- [SOURCE DATA]
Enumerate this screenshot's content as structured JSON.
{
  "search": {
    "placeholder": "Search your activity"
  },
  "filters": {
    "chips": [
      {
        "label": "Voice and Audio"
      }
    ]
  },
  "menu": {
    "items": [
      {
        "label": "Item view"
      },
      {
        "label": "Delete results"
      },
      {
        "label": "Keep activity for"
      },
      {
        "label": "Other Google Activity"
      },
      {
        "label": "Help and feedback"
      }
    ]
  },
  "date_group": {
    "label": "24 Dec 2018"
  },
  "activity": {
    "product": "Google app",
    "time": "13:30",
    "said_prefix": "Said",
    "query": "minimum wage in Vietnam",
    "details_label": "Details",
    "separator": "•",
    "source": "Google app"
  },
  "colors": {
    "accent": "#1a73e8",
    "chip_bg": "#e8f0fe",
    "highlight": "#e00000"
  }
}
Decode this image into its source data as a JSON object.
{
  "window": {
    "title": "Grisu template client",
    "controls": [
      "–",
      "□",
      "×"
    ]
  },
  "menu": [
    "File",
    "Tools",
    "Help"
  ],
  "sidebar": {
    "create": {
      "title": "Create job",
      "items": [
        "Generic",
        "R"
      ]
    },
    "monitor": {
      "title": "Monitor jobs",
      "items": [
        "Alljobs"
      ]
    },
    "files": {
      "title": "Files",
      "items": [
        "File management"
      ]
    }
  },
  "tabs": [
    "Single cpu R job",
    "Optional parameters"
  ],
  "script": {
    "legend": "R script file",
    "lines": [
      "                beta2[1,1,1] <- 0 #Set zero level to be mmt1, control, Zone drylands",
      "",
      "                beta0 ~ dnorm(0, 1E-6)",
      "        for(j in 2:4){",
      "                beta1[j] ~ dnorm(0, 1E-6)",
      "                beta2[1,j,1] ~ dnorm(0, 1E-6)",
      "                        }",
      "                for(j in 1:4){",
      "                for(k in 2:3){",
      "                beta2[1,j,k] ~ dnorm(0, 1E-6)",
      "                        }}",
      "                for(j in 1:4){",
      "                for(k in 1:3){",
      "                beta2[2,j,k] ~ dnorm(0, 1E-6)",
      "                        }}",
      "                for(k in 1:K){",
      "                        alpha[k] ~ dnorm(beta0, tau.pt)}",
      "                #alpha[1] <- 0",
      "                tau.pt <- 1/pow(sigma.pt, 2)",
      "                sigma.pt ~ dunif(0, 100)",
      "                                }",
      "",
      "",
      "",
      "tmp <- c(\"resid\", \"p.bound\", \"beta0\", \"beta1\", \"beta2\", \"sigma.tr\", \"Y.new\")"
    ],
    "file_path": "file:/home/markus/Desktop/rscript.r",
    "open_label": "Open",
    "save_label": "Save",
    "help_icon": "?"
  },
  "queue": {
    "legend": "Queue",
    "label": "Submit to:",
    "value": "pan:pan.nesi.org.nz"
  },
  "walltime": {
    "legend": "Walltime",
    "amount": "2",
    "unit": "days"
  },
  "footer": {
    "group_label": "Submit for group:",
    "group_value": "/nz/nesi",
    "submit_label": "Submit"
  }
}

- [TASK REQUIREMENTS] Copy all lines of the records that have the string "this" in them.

- [YOUR RESPONSE]
Enumerate this screenshot's content as structured JSON.
Decode this image into its source data as a JSON object.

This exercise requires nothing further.